### EXERCISE OBJECTIVE:
Write out all of the data again, exactly as it reads.

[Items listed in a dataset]
+===+
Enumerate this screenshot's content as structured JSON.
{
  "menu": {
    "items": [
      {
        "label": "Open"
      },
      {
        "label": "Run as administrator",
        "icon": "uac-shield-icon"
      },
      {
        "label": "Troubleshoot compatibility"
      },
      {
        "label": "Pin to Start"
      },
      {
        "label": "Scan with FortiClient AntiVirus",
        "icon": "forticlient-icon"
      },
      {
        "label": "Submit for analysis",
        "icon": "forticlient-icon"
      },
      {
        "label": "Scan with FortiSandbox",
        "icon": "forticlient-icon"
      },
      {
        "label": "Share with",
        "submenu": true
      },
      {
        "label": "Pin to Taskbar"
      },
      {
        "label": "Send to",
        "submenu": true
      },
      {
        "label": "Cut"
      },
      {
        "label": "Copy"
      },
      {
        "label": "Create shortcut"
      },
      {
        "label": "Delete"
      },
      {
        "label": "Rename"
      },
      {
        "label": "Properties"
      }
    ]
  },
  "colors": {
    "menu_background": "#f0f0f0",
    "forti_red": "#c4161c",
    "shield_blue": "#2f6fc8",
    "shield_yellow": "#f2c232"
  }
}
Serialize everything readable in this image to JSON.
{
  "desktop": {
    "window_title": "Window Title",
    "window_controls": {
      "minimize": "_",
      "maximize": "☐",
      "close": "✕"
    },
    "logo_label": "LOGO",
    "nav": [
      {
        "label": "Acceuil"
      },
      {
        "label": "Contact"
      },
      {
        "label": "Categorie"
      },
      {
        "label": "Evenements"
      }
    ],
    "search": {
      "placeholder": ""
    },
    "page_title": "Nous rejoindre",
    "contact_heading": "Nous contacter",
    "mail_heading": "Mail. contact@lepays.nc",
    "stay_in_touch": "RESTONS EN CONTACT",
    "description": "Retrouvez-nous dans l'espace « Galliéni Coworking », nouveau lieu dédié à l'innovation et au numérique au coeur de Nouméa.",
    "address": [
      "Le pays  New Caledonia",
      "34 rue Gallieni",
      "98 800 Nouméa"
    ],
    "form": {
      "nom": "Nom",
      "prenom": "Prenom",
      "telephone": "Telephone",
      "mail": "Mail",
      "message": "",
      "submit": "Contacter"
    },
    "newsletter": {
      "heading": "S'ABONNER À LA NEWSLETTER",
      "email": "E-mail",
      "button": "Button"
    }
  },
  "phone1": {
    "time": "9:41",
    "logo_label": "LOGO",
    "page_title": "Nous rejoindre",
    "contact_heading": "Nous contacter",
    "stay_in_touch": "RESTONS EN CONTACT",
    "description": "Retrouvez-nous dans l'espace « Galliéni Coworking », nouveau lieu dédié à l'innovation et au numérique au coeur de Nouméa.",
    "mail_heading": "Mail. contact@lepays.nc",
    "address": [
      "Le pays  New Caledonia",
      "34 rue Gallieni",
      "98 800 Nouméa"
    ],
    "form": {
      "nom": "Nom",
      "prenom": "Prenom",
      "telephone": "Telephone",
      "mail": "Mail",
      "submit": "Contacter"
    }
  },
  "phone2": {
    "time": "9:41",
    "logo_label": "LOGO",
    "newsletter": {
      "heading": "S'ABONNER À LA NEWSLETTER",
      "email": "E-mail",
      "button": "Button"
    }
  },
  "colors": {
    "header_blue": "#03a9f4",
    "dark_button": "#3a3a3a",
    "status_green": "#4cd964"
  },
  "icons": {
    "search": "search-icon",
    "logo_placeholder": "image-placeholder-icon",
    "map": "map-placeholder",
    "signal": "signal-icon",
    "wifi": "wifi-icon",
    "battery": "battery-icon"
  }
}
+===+
### RESPONSE TO THE EXERCISE:
Enumerate this screenshot's content as structured JSON.
{
  "menu": {
    "items": [
      {
        "label": "Open"
      },
      {
        "label": "Run as administrator",
        "icon": "uac-shield-icon"
      },
      {
        "label": "Troubleshoot compatibility"
      },
      {
        "label": "Pin to Start"
      },
      {
        "label": "Scan with FortiClient AntiVirus",
        "icon": "forticlient-icon"
      },
      {
        "label": "Submit for analysis",
        "icon": "forticlient-icon"
      },
      {
        "label": "Scan with FortiSandbox",
        "icon": "forticlient-icon"
      },
      {
        "label": "Share with",
        "submenu": true
      },
      {
        "label": "Pin to Taskbar"
      },
      {
        "label": "Send to",
        "submenu": true
      },
      {
        "label": "Cut"
      },
      {
        "label": "Copy"
      },
      {
        "label": "Create shortcut"
      },
      {
        "label": "Delete"
      },
      {
        "label": "Rename"
      },
      {
        "label": "Properties"
      }
    ]
  },
  "colors": {
    "menu_background": "#f0f0f0",
    "forti_red": "#c4161c",
    "shield_blue": "#2f6fc8",
    "shield_yellow": "#f2c232"
  }
}
Serialize everything readable in this image to JSON.
{
  "desktop": {
    "window_title": "Window Title",
    "window_controls": {
      "minimize": "_",
      "maximize": "☐",
      "close": "✕"
    },
    "logo_label": "LOGO",
    "nav": [
      {
        "label": "Acceuil"
      },
      {
        "label": "Contact"
      },
      {
        "label": "Categorie"
      },
      {
        "label": "Evenements"
      }
    ],
    "search": {
      "placeholder": ""
    },
    "page_title": "Nous rejoindre",
    "contact_heading": "Nous contacter",
    "mail_heading": "Mail. contact@lepays.nc",
    "stay_in_touch": "RESTONS EN CONTACT",
    "description": "Retrouvez-nous dans l'espace « Galliéni Coworking », nouveau lieu dédié à l'innovation et au numérique au coeur de Nouméa.",
    "address": [
      "Le pays  New Caledonia",
      "34 rue Gallieni",
      "98 800 Nouméa"
    ],
    "form": {
      "nom": "Nom",
      "prenom": "Prenom",
      "telephone": "Telephone",
      "mail": "Mail",
      "message": "",
      "submit": "Contacter"
    },
    "newsletter": {
      "heading": "S'ABONNER À LA NEWSLETTER",
      "email": "E-mail",
      "button": "Button"
    }
  },
  "phone1": {
    "time": "9:41",
    "logo_label": "LOGO",
    "page_title": "Nous rejoindre",
    "contact_heading": "Nous contacter",
    "stay_in_touch": "RESTONS EN CONTACT",
    "description": "Retrouvez-nous dans l'espace « Galliéni Coworking », nouveau lieu dédié à l'innovation et au numérique au coeur de Nouméa.",
    "mail_heading": "Mail. contact@lepays.nc",
    "address": [
      "Le pays  New Caledonia",
      "34 rue Gallieni",
      "98 800 Nouméa"
    ],
    "form": {
      "nom": "Nom",
      "prenom": "Prenom",
      "telephone": "Telephone",
      "mail": "Mail",
      "submit": "Contacter"
    }
  },
  "phone2": {
    "time": "9:41",
    "logo_label": "LOGO",
    "newsletter": {
      "heading": "S'ABONNER À LA NEWSLETTER",
      "email": "E-mail",
      "button": "Button"
    }
  },
  "colors": {
    "header_blue": "#03a9f4",
    "dark_button": "#3a3a3a",
    "status_green": "#4cd964"
  },
  "icons": {
    "search": "search-icon",
    "logo_placeholder": "image-placeholder-icon",
    "map": "map-placeholder",
    "signal": "signal-icon",
    "wifi": "wifi-icon",
    "battery": "battery-icon"
  }
}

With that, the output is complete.